If you read the last post on materialized views in MySQL, then you may be wondering how to create triggers in Microsoft SQL server. Microsoft SQL server has a slightly different approach, and this example will explain how to update the "LastUpdate" field for a data element (which wasn't covered in the last post).
First off, Microsoft SQL uses Transact-SQL (or T-SQL) which is an extension of the SQL standard. In T-SQL you can declare variables, write stored procedures and use conditional branching.

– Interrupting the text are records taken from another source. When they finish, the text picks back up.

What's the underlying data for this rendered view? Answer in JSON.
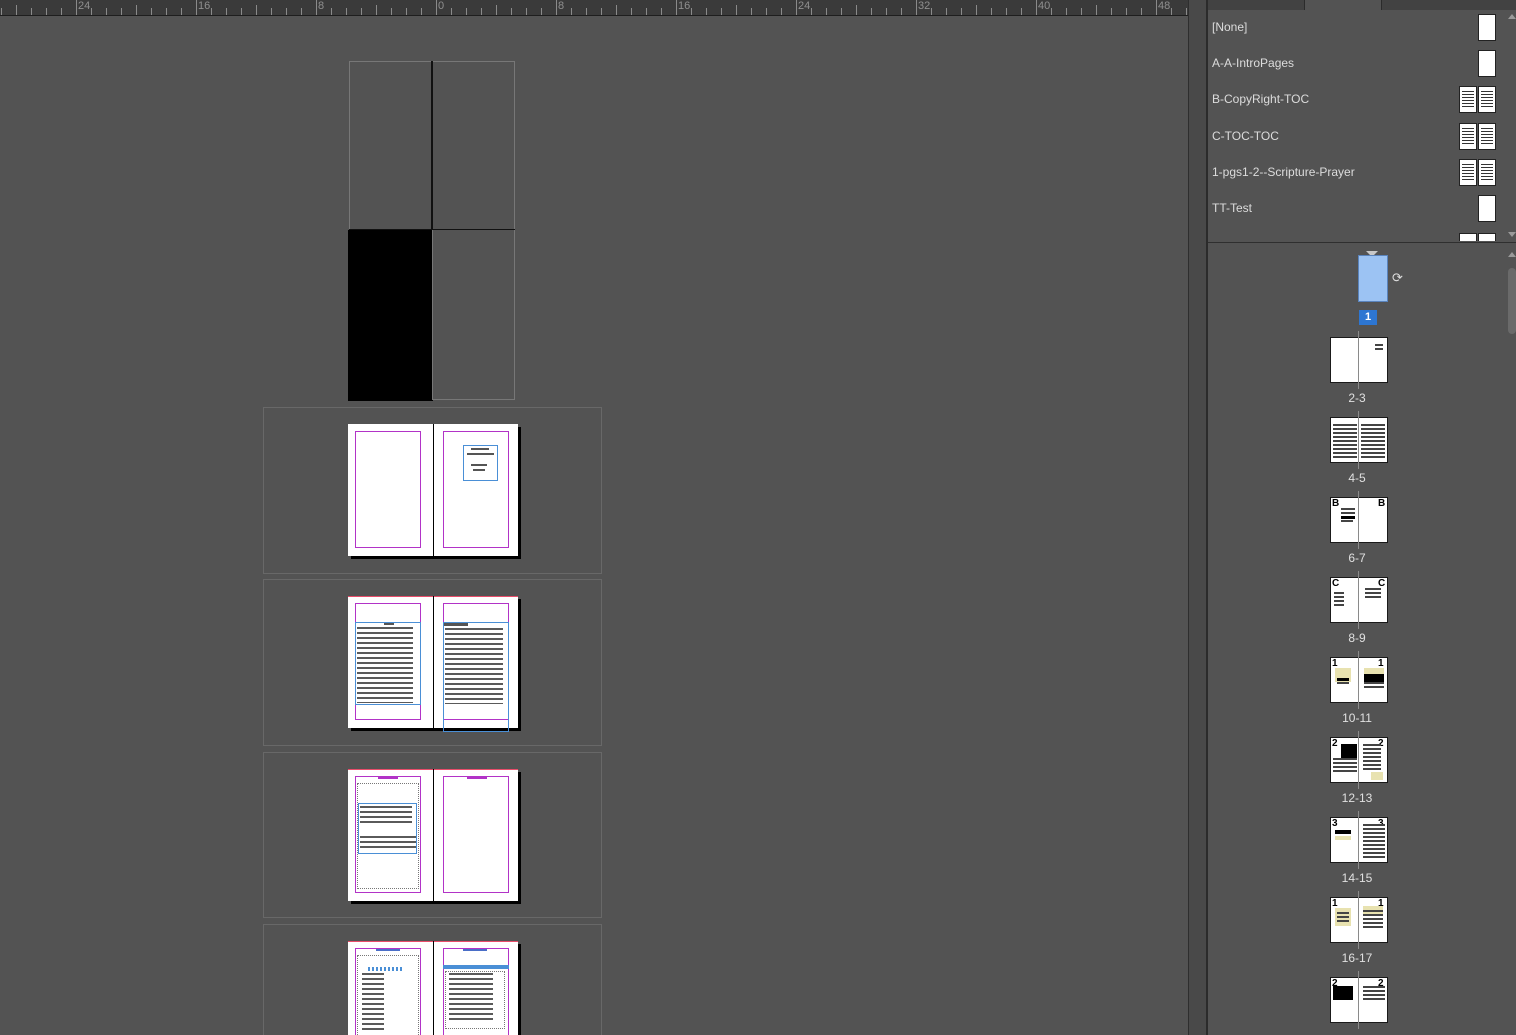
{
  "ruler": {
    "labels": [
      "24",
      "16",
      "8",
      "0",
      "8",
      "16",
      "24",
      "32",
      "40",
      "48"
    ]
  },
  "panel": {
    "masters": [
      {
        "label": "[None]",
        "thumbs": "blank-single"
      },
      {
        "label": "A-A-IntroPages",
        "thumbs": "blank-single"
      },
      {
        "label": "B-CopyRight-TOC",
        "thumbs": "text-spread"
      },
      {
        "label": "C-TOC-TOC",
        "thumbs": "text-spread"
      },
      {
        "label": "1-pgs1-2--Scripture-Prayer",
        "thumbs": "text-spread"
      },
      {
        "label": "TT-Test",
        "thumbs": "blank-single"
      }
    ],
    "pages": [
      {
        "label": "1",
        "selected": true
      },
      {
        "label": "2-3"
      },
      {
        "label": "4-5"
      },
      {
        "label": "6-7",
        "master_left": "B",
        "master_right": "B"
      },
      {
        "label": "8-9",
        "master_left": "C",
        "master_right": "C"
      },
      {
        "label": "10-11",
        "master_left": "1",
        "master_right": "1"
      },
      {
        "label": "12-13",
        "master_left": "2",
        "master_right": "2"
      },
      {
        "label": "14-15",
        "master_left": "3",
        "master_right": "3"
      },
      {
        "label": "16-17",
        "master_left": "1",
        "master_right": "1"
      },
      {
        "label": "",
        "master_left": "2",
        "master_right": "2"
      }
    ],
    "rotate_icon": "rotate-spread-icon"
  },
  "colors": {
    "selection": "#2d76d2",
    "margin": "#b233c7",
    "frame": "#4a8fd6",
    "bleed": "#e94d6a"
  }
}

So why the difference? While the queries are the same, creating databases and triggers are up to the discretion of the manufacturer. In this case, creation of triggers are one of those differences.

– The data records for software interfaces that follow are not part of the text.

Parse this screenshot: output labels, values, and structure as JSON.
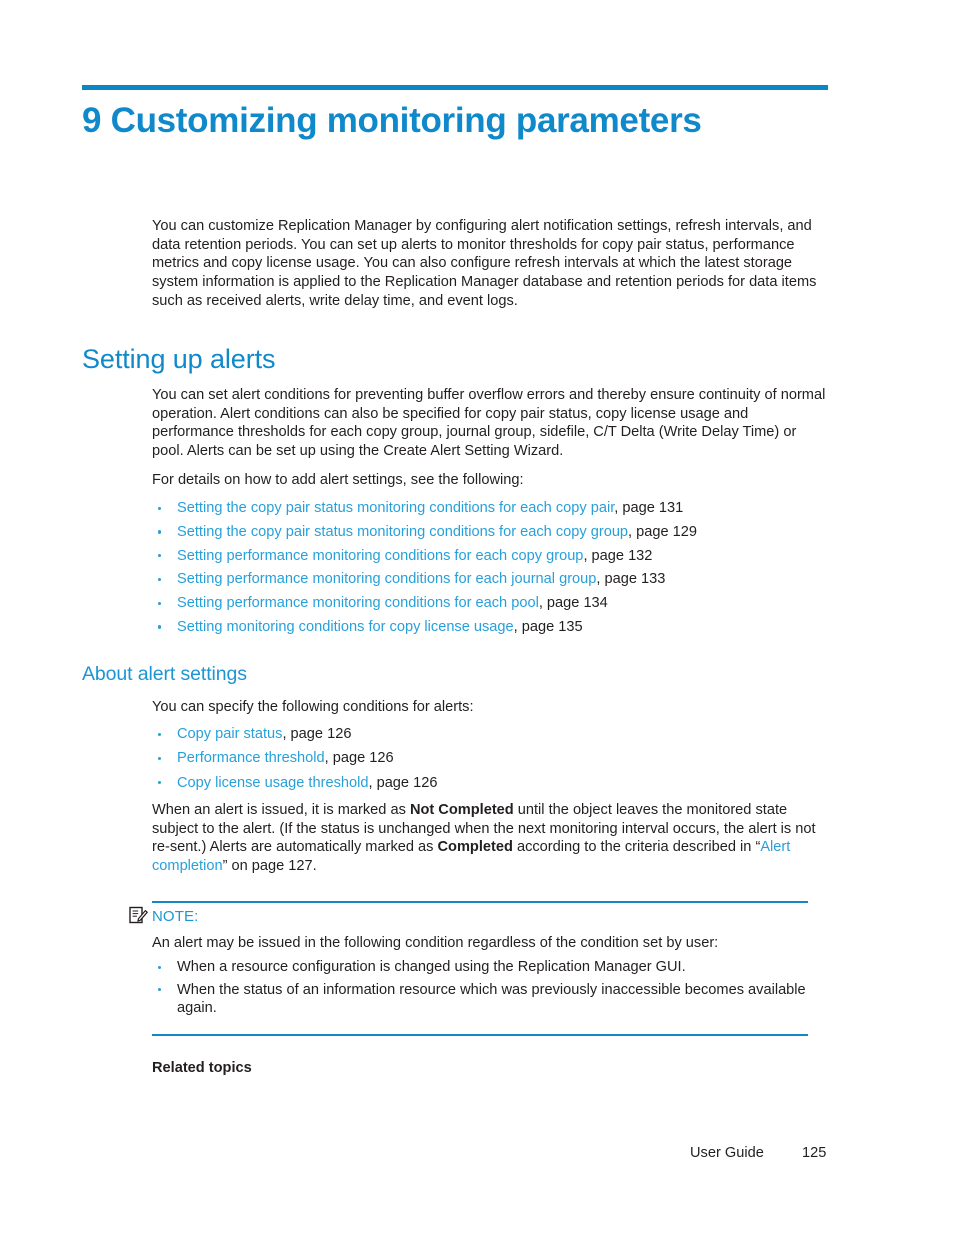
{
  "chapter": {
    "number_title": "9 Customizing monitoring parameters"
  },
  "intro": {
    "paragraph": "You can customize Replication Manager by configuring alert notification settings, refresh intervals, and data retention periods. You can set up alerts to monitor thresholds for copy pair status, performance metrics and copy license usage. You can also configure refresh intervals at which the latest storage system information is applied to the Replication Manager database and retention periods for data items such as received alerts, write delay time, and event logs."
  },
  "setting_up_alerts": {
    "heading": "Setting up alerts",
    "paragraph": "You can set alert conditions for preventing buffer overflow errors and thereby ensure continuity of normal operation. Alert conditions can also be specified for copy pair status, copy license usage and performance thresholds for each copy group, journal group, sidefile, C/T Delta (Write Delay Time) or pool. Alerts can be set up using the Create Alert Setting Wizard.",
    "lead_in": "For details on how to add alert settings, see the following:",
    "links": [
      {
        "text": "Setting the copy pair status monitoring conditions for each copy pair",
        "page_ref": ", page 131"
      },
      {
        "text": "Setting the copy pair status monitoring conditions for each copy group",
        "page_ref": ", page 129"
      },
      {
        "text": "Setting performance monitoring conditions for each copy group",
        "page_ref": ", page 132"
      },
      {
        "text": "Setting performance monitoring conditions for each journal group",
        "page_ref": ", page 133"
      },
      {
        "text": "Setting performance monitoring conditions for each pool",
        "page_ref": ", page 134"
      },
      {
        "text": "Setting monitoring conditions for copy license usage",
        "page_ref": ", page 135"
      }
    ]
  },
  "about_alert_settings": {
    "heading": "About alert settings",
    "lead_in": "You can specify the following conditions for alerts:",
    "links": [
      {
        "text": "Copy pair status",
        "page_ref": ", page 126"
      },
      {
        "text": "Performance threshold",
        "page_ref": ", page 126"
      },
      {
        "text": "Copy license usage threshold",
        "page_ref": ", page 126"
      }
    ],
    "paragraph_parts": {
      "p1": "When an alert is issued, it is marked as ",
      "bold1": "Not Completed",
      "p2": " until the object leaves the monitored state subject to the alert. (If the status is unchanged when the next monitoring interval occurs, the alert is not re-sent.) Alerts are automatically marked as ",
      "bold2": "Completed",
      "p3": " according to the criteria described in “",
      "link1": "Alert completion",
      "p4": "” on page 127."
    }
  },
  "note": {
    "icon_name": "note-icon",
    "label": "NOTE:",
    "lead_in": "An alert may be issued in the following condition regardless of the condition set by user:",
    "bullets": [
      "When a resource configuration is changed using the Replication Manager GUI.",
      "When the status of an information resource which was previously inaccessible becomes available again."
    ]
  },
  "related_topics": {
    "heading": "Related topics"
  },
  "footer": {
    "guide_label": "User Guide",
    "page_number": "125"
  },
  "colors": {
    "chapter_blue": "#1089cb",
    "rule_blue": "#0b87c5",
    "link_blue": "#27a0da",
    "heading_blue": "#1b96d4",
    "body_black": "#231f20"
  }
}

Assume the database is named "DatabaseName" and each element has a "UniqueId" field that is unique. Now setting the LastUpdate field on each INSERT or UPDATE operations can be done as follows:
CREATE TRIGGER [dbo].[DatabaseName_InsertUpdate] ON [dbo].[DatabaseName] AFTER INSERT, UPDATE AS BEGIN DECLARE @ID nvarchar(36); -- standard UUID, 36 characters long SELECT @ID = ins.UniqueId FROM INSERTED ins; UPDATE [dbo].[DatabaseName] SET LastUpdate = getdate() WHERE UniqueId = @ID; -- getdate() gets the current date END GO

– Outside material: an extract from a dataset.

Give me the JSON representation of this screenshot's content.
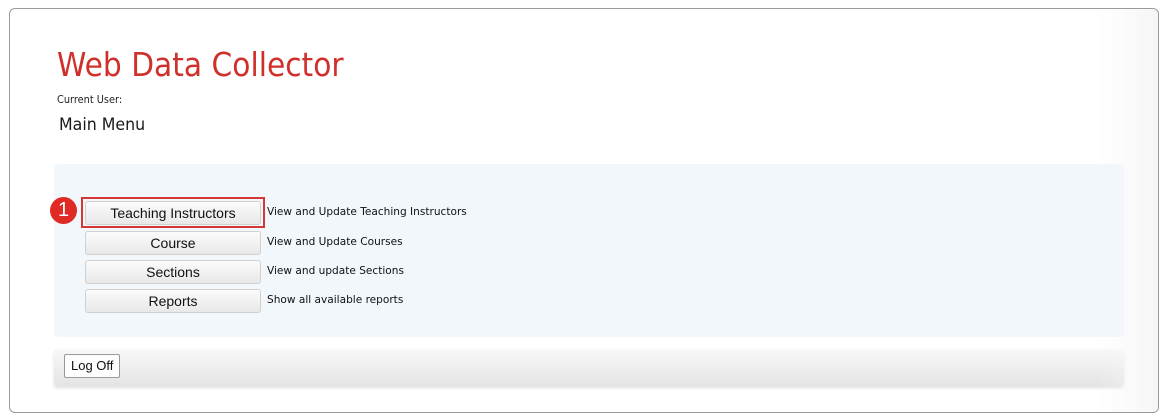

Now every time a record is updated in "DatabaseName", the LastUpdate will reflect that chage.